JUSTICE BREYER, with whom JUSTICE KENNEDY and JUSTICE ALITO join, dissenting.

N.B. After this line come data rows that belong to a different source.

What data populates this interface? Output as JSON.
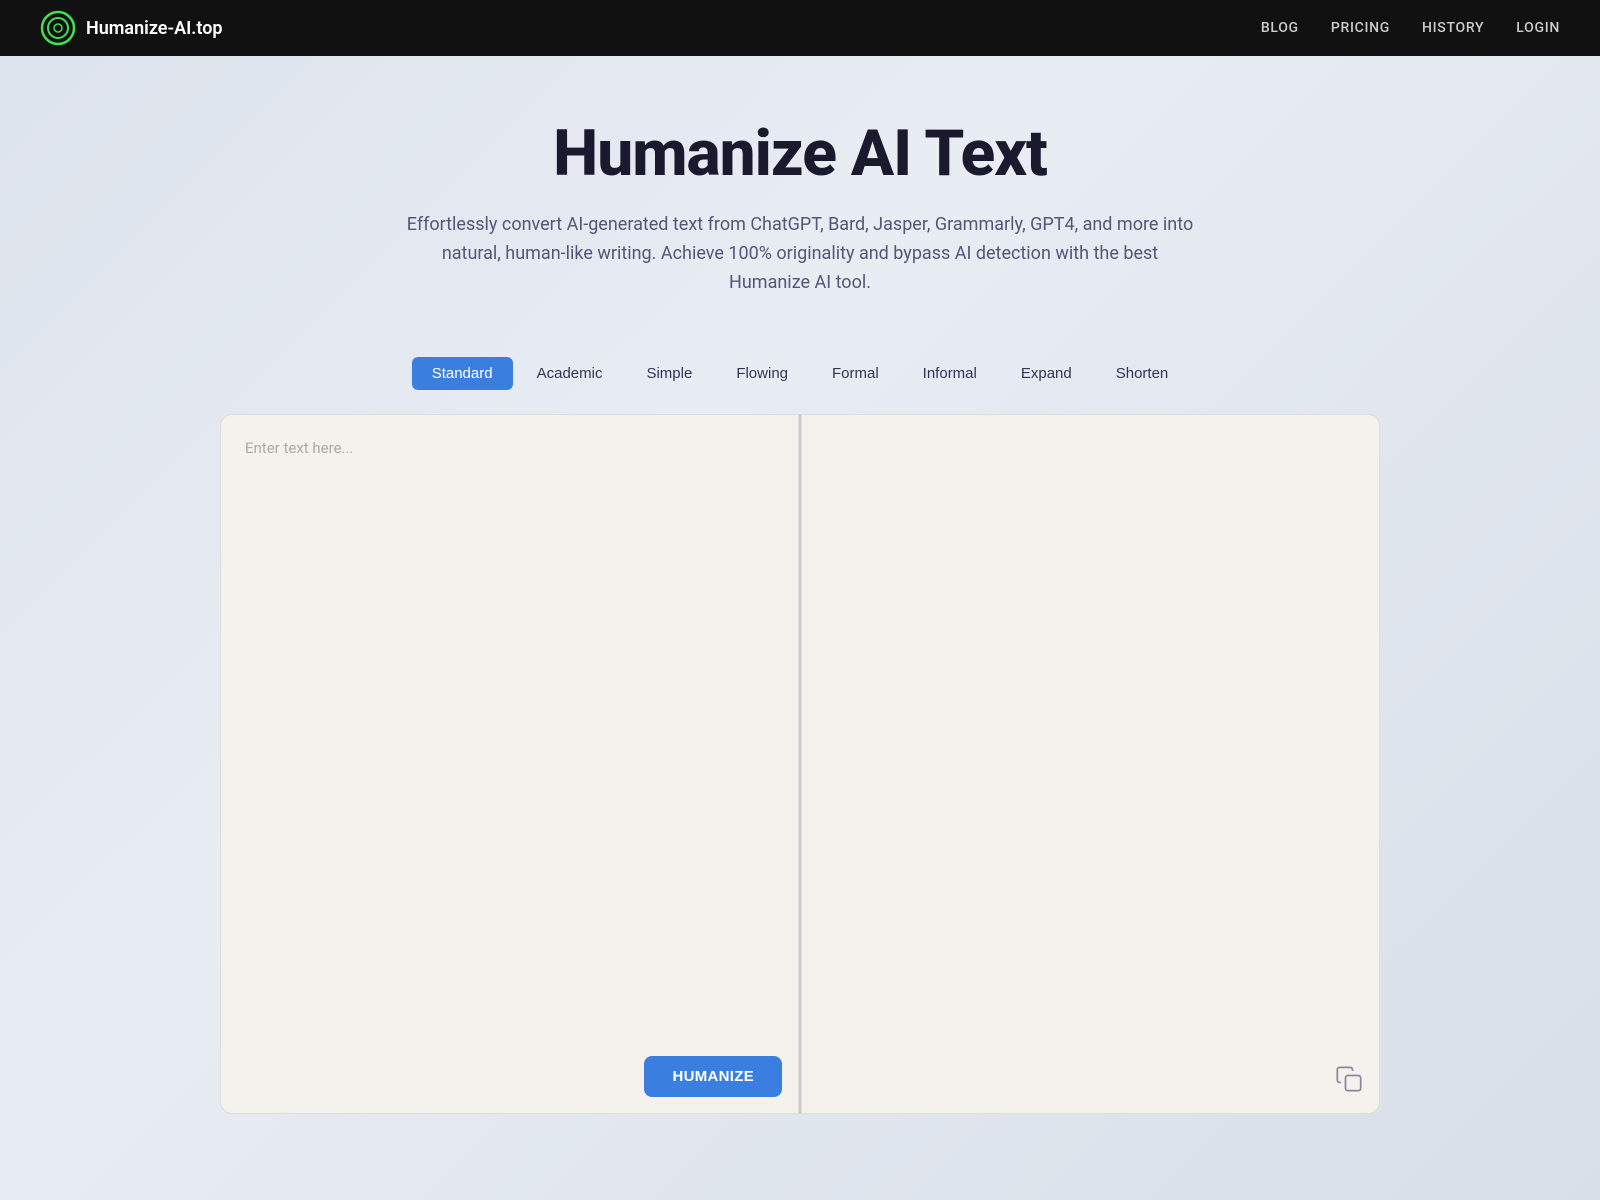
{
  "navbar": {
    "brand_name": "Humanize-AI.top",
    "links": [
      {
        "label": "BLOG",
        "id": "blog"
      },
      {
        "label": "PRICING",
        "id": "pricing"
      },
      {
        "label": "HISTORY",
        "id": "history"
      },
      {
        "label": "LOGIN",
        "id": "login"
      }
    ]
  },
  "hero": {
    "title": "Humanize AI Text",
    "subtitle": "Effortlessly convert AI-generated text from ChatGPT, Bard, Jasper, Grammarly, GPT4, and more into natural, human-like writing. Achieve 100% originality and bypass AI detection with the best Humanize AI tool."
  },
  "tabs": [
    {
      "label": "Standard",
      "id": "standard",
      "active": true
    },
    {
      "label": "Academic",
      "id": "academic",
      "active": false
    },
    {
      "label": "Simple",
      "id": "simple",
      "active": false
    },
    {
      "label": "Flowing",
      "id": "flowing",
      "active": false
    },
    {
      "label": "Formal",
      "id": "formal",
      "active": false
    },
    {
      "label": "Informal",
      "id": "informal",
      "active": false
    },
    {
      "label": "Expand",
      "id": "expand",
      "active": false
    },
    {
      "label": "Shorten",
      "id": "shorten",
      "active": false
    }
  ],
  "editor": {
    "input_placeholder": "Enter text here...",
    "humanize_button_label": "HUMANIZE"
  }
}
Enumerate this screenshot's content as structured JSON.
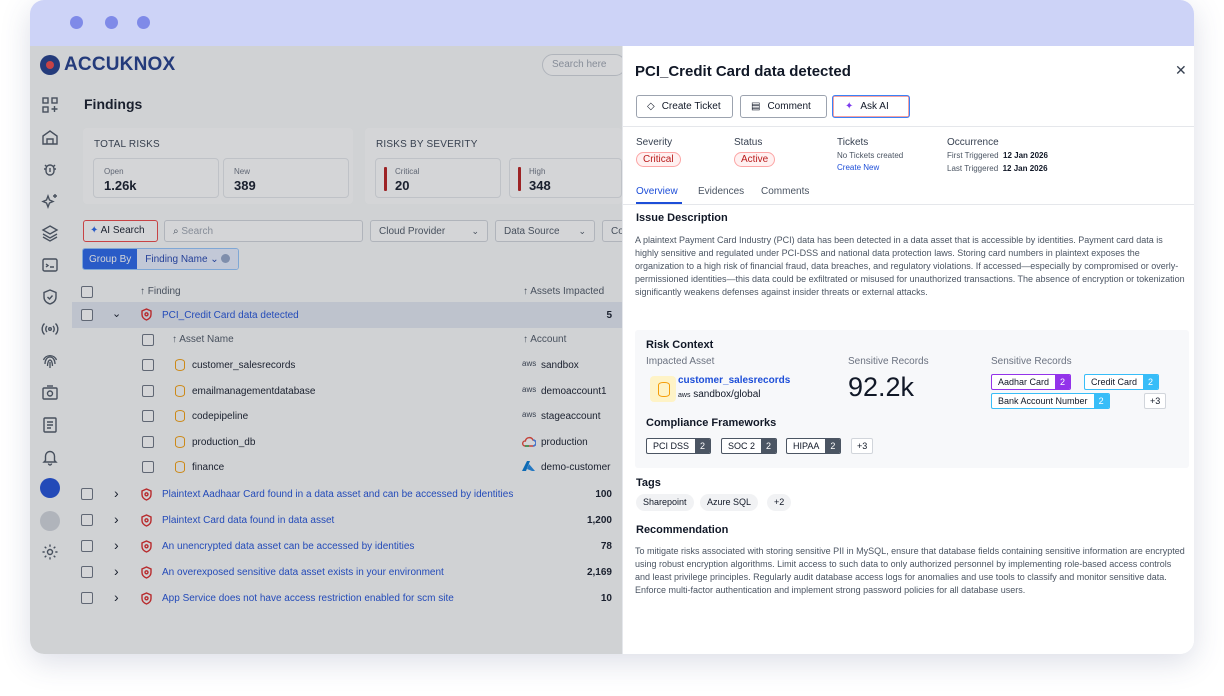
{
  "app": {
    "brand": "ACCUKNOX",
    "search_placeholder": "Search here",
    "page_title": "Findings"
  },
  "total_risks": {
    "heading": "TOTAL RISKS",
    "open_label": "Open",
    "open_value": "1.26k",
    "new_label": "New",
    "new_value": "389"
  },
  "risks_by_severity": {
    "heading": "RISKS BY SEVERITY",
    "critical_label": "Critical",
    "critical_value": "20",
    "high_label": "High",
    "high_value": "348"
  },
  "filters": {
    "ai_search": "AI Search",
    "search_placeholder": "Search",
    "cloud_provider": "Cloud Provider",
    "data_source": "Data Source",
    "cut_off": "Co",
    "group_by": "Group By",
    "group_value": "Finding Name"
  },
  "table": {
    "col_finding": "Finding",
    "col_assets": "Assets Impacted",
    "expanded_row": {
      "title": "PCI_Credit Card data detected",
      "count": "5"
    },
    "sub_col_asset": "Asset Name",
    "sub_col_account": "Account",
    "sub_rows": [
      {
        "name": "customer_salesrecords",
        "account": "sandbox",
        "acct_icon": "aws"
      },
      {
        "name": "emailmanagementdatabase",
        "account": "demoaccount1",
        "acct_icon": "aws"
      },
      {
        "name": "codepipeline",
        "account": "stageaccount",
        "acct_icon": "aws"
      },
      {
        "name": "production_db",
        "account": "production",
        "acct_icon": "gcp"
      },
      {
        "name": "finance",
        "account": "demo-customer",
        "acct_icon": "azure"
      }
    ],
    "rows": [
      {
        "title": "Plaintext Aadhaar Card found in a data asset and can be accessed by identities",
        "count": "100"
      },
      {
        "title": "Plaintext Card data found in data asset",
        "count": "1,200"
      },
      {
        "title": "An unencrypted data asset can be accessed by identities",
        "count": "78"
      },
      {
        "title": "An overexposed sensitive data asset exists in your environment",
        "count": "2,169"
      },
      {
        "title": "App Service does not have access restriction enabled for scm site",
        "count": "10"
      }
    ]
  },
  "drawer": {
    "title": "PCI_Credit Card data detected",
    "buttons": {
      "create_ticket": "Create Ticket",
      "comment": "Comment",
      "ask_ai": "Ask AI"
    },
    "severity_label": "Severity",
    "severity_value": "Critical",
    "status_label": "Status",
    "status_value": "Active",
    "tickets_label": "Tickets",
    "tickets_none": "No Tickets created",
    "tickets_create": "Create New",
    "occurrence_label": "Occurrence",
    "first_triggered_label": "First Triggered",
    "first_triggered_value": "12 Jan 2026",
    "last_triggered_label": "Last Triggered",
    "last_triggered_value": "12 Jan 2026",
    "tabs": [
      "Overview",
      "Evidences",
      "Comments"
    ],
    "issue_title": "Issue Description",
    "issue_text": "A plaintext Payment Card Industry (PCI) data has been detected in a data asset that is accessible by identities. Payment card data is highly sensitive and regulated under PCI-DSS and national data protection laws. Storing card numbers in plaintext exposes the organization to a high risk of financial fraud, data breaches, and regulatory violations. If accessed—especially by compromised or overly-permissioned identities—this data could be exfiltrated or misused for unauthorized transactions. The absence of encryption or tokenization significantly weakens defenses against insider threats or external attacks.",
    "risk_context": {
      "title": "Risk Context",
      "impacted_label": "Impacted Asset",
      "asset_name": "customer_salesrecords",
      "asset_region": "sandbox/global",
      "records_label": "Sensitive Records",
      "records_value": "92.2k",
      "types_label": "Sensitive Records",
      "types": [
        {
          "label": "Aadhar Card",
          "count": "2",
          "color": "#9333ea"
        },
        {
          "label": "Credit Card",
          "count": "2",
          "color": "#38bdf8"
        },
        {
          "label": "Bank Account Number",
          "count": "2",
          "color": "#38bdf8"
        }
      ],
      "types_more": "+3",
      "frameworks_title": "Compliance Frameworks",
      "frameworks": [
        {
          "label": "PCI DSS",
          "count": "2"
        },
        {
          "label": "SOC 2",
          "count": "2"
        },
        {
          "label": "HIPAA",
          "count": "2"
        }
      ],
      "frameworks_more": "+3"
    },
    "tags_title": "Tags",
    "tags": [
      "Sharepoint",
      "Azure SQL",
      "+2"
    ],
    "recommendation_title": "Recommendation",
    "recommendation_text": "To mitigate risks associated with storing sensitive PII in MySQL, ensure that database fields containing sensitive information are encrypted using robust encryption algorithms. Limit access to such data to only authorized personnel by implementing role-based access controls and least privilege principles. Regularly audit database access logs for anomalies and use tools to classify and monitor sensitive data. Enforce multi-factor authentication and implement strong password policies for all database users."
  }
}
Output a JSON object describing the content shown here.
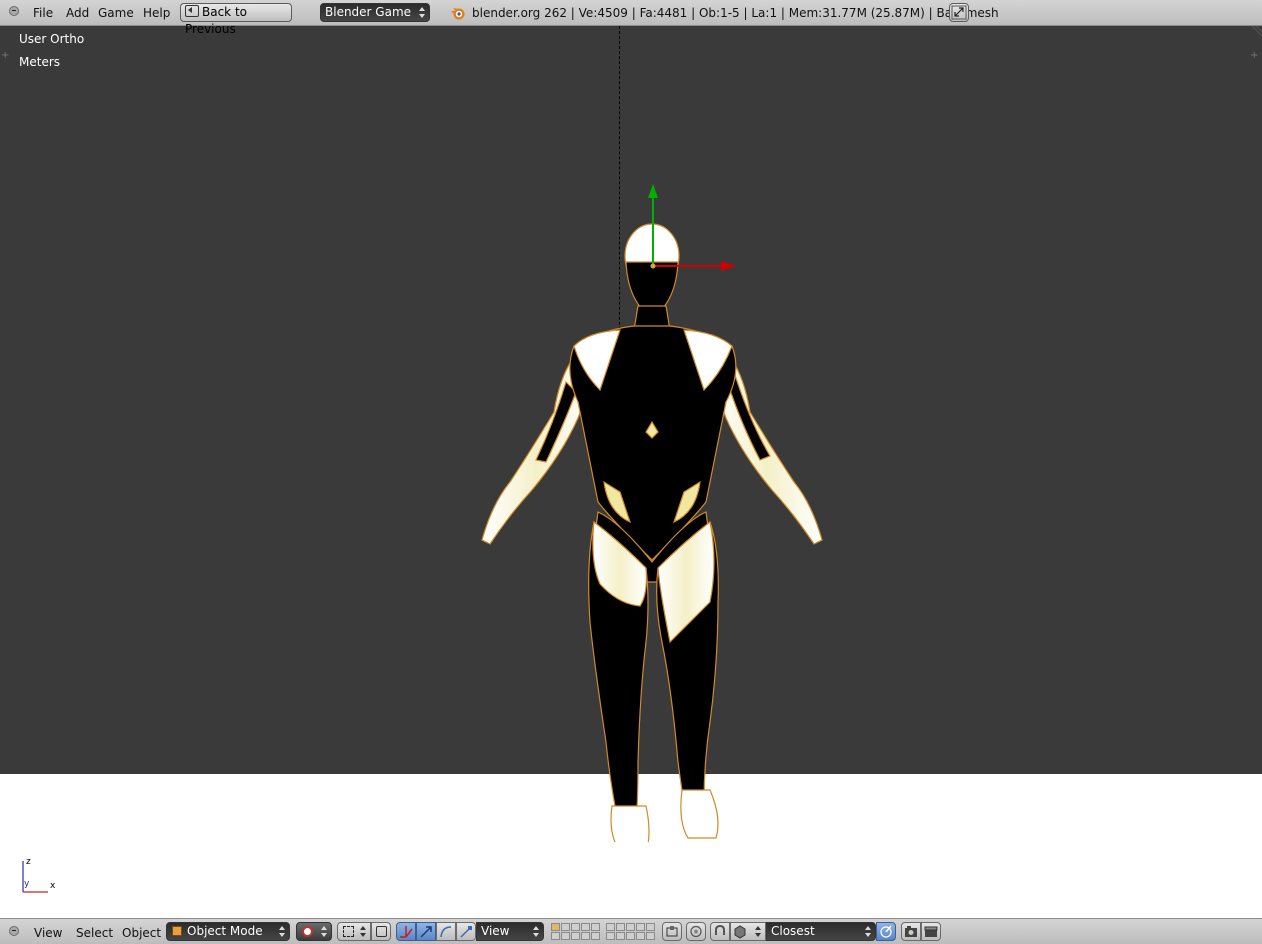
{
  "topbar": {
    "menus": [
      "File",
      "Add",
      "Game",
      "Help"
    ],
    "back_button": "Back to Previous",
    "engine": "Blender Game",
    "stats": "blender.org 262 | Ve:4509 | Fa:4481 | Ob:1-5 | La:1 | Mem:31.77M (25.87M) | Basemesh"
  },
  "viewport": {
    "view_name": "User Ortho",
    "units": "Meters",
    "axis_labels": {
      "z": "z",
      "y": "y",
      "x": "x"
    }
  },
  "bottombar": {
    "menus": [
      "View",
      "Select",
      "Object"
    ],
    "mode": "Object Mode",
    "orientation": "View",
    "snap_target": "Closest"
  },
  "icons": {
    "blender_logo": "blender-logo-icon",
    "fullscreen": "fullscreen-icon"
  },
  "colors": {
    "header": "#bdbdbd",
    "viewport_bg": "#3a3a3a",
    "ground": "#ffffff",
    "manipulator_y": "#00b000",
    "manipulator_x": "#d00000"
  }
}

Where a criminal fine is at issue, I believe the Sixth Amendment permits a sentencing judge to determine sentencing facts—facts that are not elements of the crime but are relevant only to the amount of the fine the judge will impose. Those who framed the Bill of Rights understood that “the finding of a particular fact” of this kind was ordinarily a matter for a judge and not necessarily “within ‘the domain of the jury.’” Oregon v. Ice, 555 U. S. 160, 168 (2009) (quoting Harris v. United States, 536 U. S. 545, 557 (2002) (plurality opinion)). The Court’s contrary conclusion, I believe, is ahistorical and will lead to increased problems of unfairness in the administration of our criminal justice system.